Date: 15-16th century?
Total diameter: 39.4 cm
Total thickness: 0.92 cm
Collection: Medieval, National Museum of Denmark
This model is that of a small, center-gripped shields called a buckler. The two bucklers in the collection of the National Museum of Denmark stem from Norway and were given as gifts in 1813 by Skule Thorlacius. The body of this buckler is composed of a single piece of wood and reinforced with a boss, rim and various fittings of iron. The buckler was originally equipped with two eyelets fastened to the central handle which would have secured a carrying strap or loop. The iron rim displays both heavy and light trauma from sharp-edged weaponry.
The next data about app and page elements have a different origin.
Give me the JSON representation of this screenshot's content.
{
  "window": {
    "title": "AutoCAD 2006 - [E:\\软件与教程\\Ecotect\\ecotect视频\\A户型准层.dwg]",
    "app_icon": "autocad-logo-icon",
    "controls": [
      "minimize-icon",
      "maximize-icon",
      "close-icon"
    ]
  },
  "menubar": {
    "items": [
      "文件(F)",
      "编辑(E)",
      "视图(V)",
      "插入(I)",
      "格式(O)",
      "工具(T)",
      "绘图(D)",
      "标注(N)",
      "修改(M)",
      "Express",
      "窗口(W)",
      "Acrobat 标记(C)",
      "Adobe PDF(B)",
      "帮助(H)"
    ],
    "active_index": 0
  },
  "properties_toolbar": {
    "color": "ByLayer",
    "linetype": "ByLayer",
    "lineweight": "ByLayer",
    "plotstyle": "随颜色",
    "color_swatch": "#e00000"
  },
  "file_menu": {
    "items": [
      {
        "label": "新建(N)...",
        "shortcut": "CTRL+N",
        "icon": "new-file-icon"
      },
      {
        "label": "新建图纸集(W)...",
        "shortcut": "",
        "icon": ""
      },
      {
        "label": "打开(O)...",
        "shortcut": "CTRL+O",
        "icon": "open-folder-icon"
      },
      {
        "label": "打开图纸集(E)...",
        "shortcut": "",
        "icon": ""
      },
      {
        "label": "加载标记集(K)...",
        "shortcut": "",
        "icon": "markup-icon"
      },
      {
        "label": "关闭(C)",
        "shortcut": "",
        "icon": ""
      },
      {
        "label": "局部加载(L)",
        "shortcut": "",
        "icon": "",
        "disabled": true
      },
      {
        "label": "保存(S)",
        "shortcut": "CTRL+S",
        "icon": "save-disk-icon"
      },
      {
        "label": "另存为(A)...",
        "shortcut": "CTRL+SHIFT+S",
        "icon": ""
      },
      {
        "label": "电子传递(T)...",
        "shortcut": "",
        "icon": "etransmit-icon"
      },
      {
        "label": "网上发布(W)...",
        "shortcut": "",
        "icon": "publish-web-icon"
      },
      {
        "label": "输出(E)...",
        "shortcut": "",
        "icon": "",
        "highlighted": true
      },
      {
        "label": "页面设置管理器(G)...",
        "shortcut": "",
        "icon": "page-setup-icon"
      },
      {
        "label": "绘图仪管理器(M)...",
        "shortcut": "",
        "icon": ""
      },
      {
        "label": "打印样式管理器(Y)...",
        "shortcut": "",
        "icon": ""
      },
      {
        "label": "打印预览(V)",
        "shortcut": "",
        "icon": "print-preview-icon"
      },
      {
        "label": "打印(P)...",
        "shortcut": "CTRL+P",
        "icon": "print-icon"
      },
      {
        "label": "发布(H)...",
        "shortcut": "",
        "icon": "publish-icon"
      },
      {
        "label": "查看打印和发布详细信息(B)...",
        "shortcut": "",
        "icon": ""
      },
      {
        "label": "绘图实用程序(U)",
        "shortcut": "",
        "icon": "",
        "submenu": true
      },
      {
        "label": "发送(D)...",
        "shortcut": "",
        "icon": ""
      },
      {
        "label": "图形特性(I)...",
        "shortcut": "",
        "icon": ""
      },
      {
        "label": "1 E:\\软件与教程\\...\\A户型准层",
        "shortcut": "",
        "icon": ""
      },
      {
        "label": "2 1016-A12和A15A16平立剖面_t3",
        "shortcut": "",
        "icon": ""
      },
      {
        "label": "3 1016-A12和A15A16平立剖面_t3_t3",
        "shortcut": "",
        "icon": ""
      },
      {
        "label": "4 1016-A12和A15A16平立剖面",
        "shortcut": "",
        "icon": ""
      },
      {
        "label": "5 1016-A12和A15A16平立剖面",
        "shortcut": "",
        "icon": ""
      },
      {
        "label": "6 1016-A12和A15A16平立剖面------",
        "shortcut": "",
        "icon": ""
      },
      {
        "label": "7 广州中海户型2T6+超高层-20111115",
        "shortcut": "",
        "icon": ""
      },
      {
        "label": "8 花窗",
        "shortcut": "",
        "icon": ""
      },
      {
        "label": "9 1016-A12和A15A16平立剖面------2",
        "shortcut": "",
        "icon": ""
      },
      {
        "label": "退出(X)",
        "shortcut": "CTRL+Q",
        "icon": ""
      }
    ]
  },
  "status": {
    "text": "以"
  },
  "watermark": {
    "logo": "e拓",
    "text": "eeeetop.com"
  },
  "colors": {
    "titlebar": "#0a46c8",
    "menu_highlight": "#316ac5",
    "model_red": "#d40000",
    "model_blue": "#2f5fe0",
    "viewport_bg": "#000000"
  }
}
An incised mark (resembling St. Julian’s mark) can be observed between the two iron rings on the back, this possibly being the shield-maker’s mark.
Extended description: http://combatarchaeology.org/arms-and-armour-in-3d-2-bucklers/